ARTHUR Ransome enthusiasts are today launching a new fund to raise money to buy a permanent base in the Lakes dedicated to the writer.

The author of Swallows and Amazons - the 1930s novel which follows a group of children’s Lake District adventures - has no dedicated attraction here.

Since being set up in 2010, the Arthur Ransome Trust’s aim has been to buy a building for large exhibitions, activities and reading materials.

Trustee Paul Flint, of Windermere, said: “We want to give Ransome the same recognition that other authors in the area have had.

“While people are able to visit centres that promote Beatrix Potter and William Wordsworth, there is no location that focuses exclusively on Arthur Ransome, yet his writing has influenced generations of children since the 1930s and his children’s novels have never gone out of print. “He has encouraged people to read books at an early age more than any other writer. We would like to find somewhere that would be suitable to put on permanent exhibitions and activities for children.”

Mr Flint said the trust would focus on more achievable ideas first, such as buying a trailer and marquee for mobile exhibitions and teaching materials for primary schools.
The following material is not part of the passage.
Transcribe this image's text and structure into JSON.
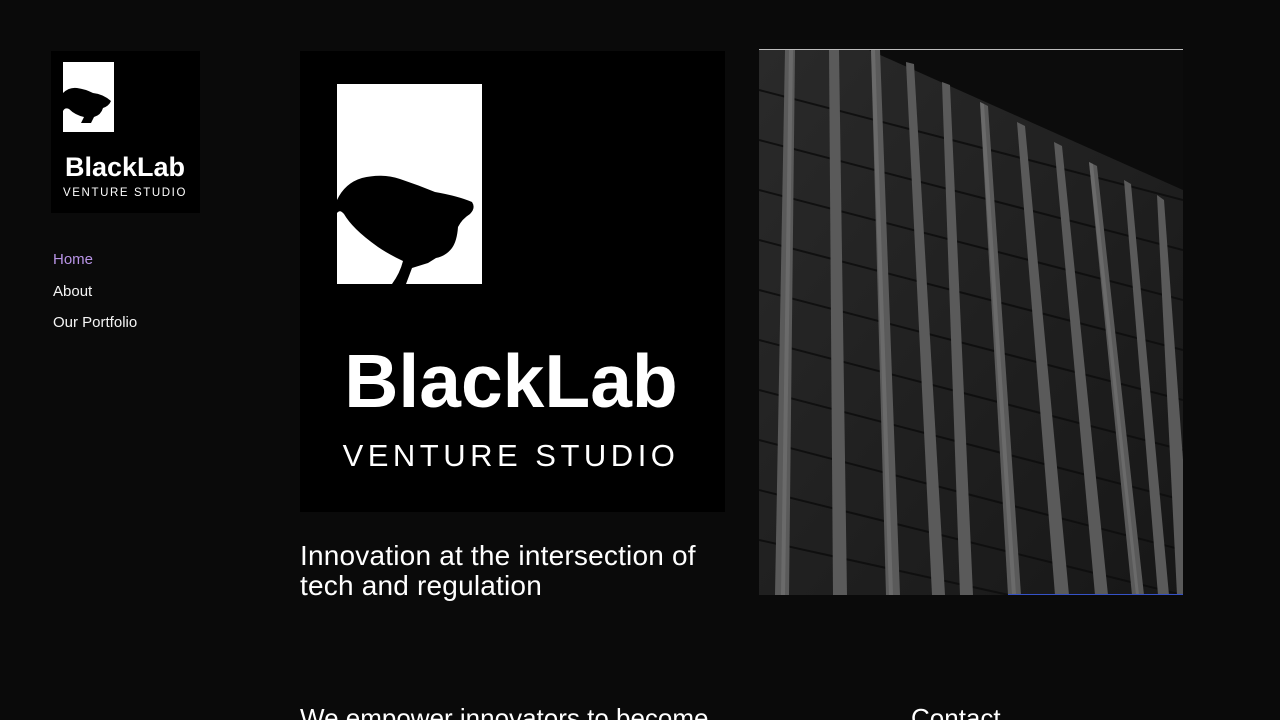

He said the trust had already viewed at least two potential buildings in the Coniston area which could help them realise their ultimate ambition of creating a permanent home.

Members hope it would become to Ransome what Dove Cottage is to Wordsworth and Hill Top to Beatrix Potter, which attract thousands of international visitors every year.
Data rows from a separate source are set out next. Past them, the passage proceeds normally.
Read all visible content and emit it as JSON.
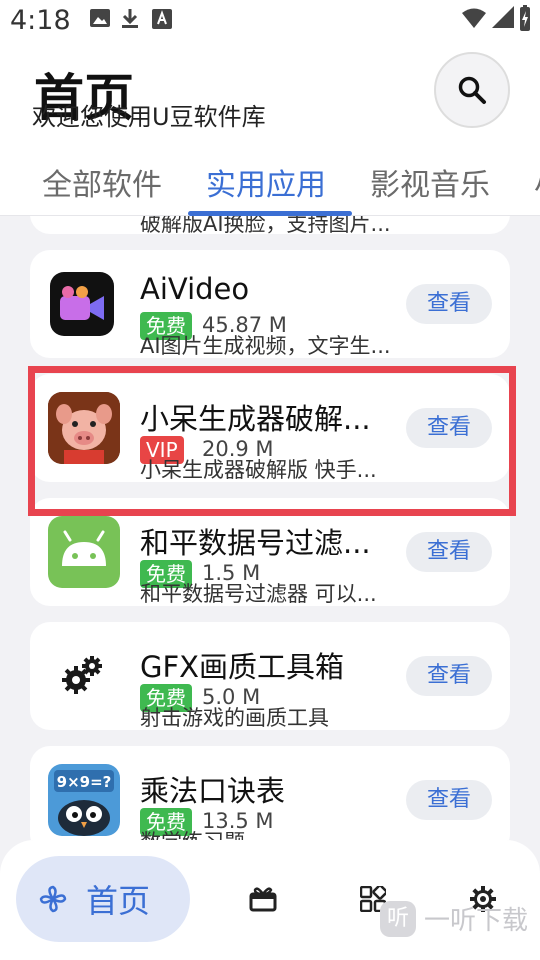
{
  "status_bar": {
    "time": "4:18"
  },
  "header": {
    "title": "首页",
    "subtitle": "欢迎您使用U豆软件库"
  },
  "tabs": [
    {
      "label": "全部软件"
    },
    {
      "label": "实用应用"
    },
    {
      "label": "影视音乐"
    },
    {
      "label": "小"
    }
  ],
  "active_tab": "实用应用",
  "apps": [
    {
      "name": "",
      "badge": "",
      "size": "",
      "desc": "破解版AI换脸，支持图片...",
      "button": ""
    },
    {
      "name": "AiVideo",
      "badge": "免费",
      "size": "45.87 M",
      "desc": "AI图片生成视频，文字生...",
      "button": "查看"
    },
    {
      "name": "小呆生成器破解...",
      "badge": "VIP",
      "size": "20.9 M",
      "desc": "小呆生成器破解版 快手...",
      "button": "查看"
    },
    {
      "name": "和平数据号过滤...",
      "badge": "免费",
      "size": "1.5 M",
      "desc": "和平数据号过滤器 可以...",
      "button": "查看"
    },
    {
      "name": "GFX画质工具箱",
      "badge": "免费",
      "size": "5.0 M",
      "desc": "射击游戏的画质工具",
      "button": "查看"
    },
    {
      "name": "乘法口诀表",
      "badge": "免费",
      "size": "13.5 M",
      "desc": "数学练习题",
      "button": "查看"
    }
  ],
  "app_icons": [
    "video-camera-icon",
    "pig-character-icon",
    "android-icon",
    "gears-icon",
    "multiplication-cartoon-icon"
  ],
  "multiplication_icon_text": "9×9=?",
  "bottom_nav": {
    "home_label": "首页",
    "items": [
      "home-pinwheel-icon",
      "gift-icon",
      "apps-grid-icon",
      "settings-gear-icon"
    ]
  },
  "watermark": {
    "logo": "听",
    "text": "一听下载"
  },
  "colors": {
    "accent": "#3b6fd4",
    "free_badge": "#3fb950",
    "vip_badge": "#e84545",
    "highlight": "#e8444f"
  }
}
The trust has set a fundraising target of £750,000 to buy premises which would be fitted with reading resources, displays and a refreshment area. It would also provide children’s sailing and camping, activities which are featured in the book.

“It’s far easier to raise funds when you find somewhere to shout about because you can advertise that as being your objective,” said Mr Flint.

“We’ve raised several tens of thousands of pounds from people committing to support the project, but we’re being slightly cautious and focusing on our more readily-achievable targets.” The trust, which organised the first exhibition of Ransome’s original artwork at Brantwood in 2011, hopes to attract funding from public donations from exhibiting at shows and from groups and charitable trusts.

The fund will launch at the Coniston Regatta, running until Saturday, where a replica of one of Ransome’s boats will feature. The farm in Swallows and Amazons was based on Coniston’s Bank Ground Farm.

Ransome spent childhood holidays at Nibthwaite and went on to write more than 40 books.

Filming for a new film version of the tale is due to start this summer, the first one since 1974.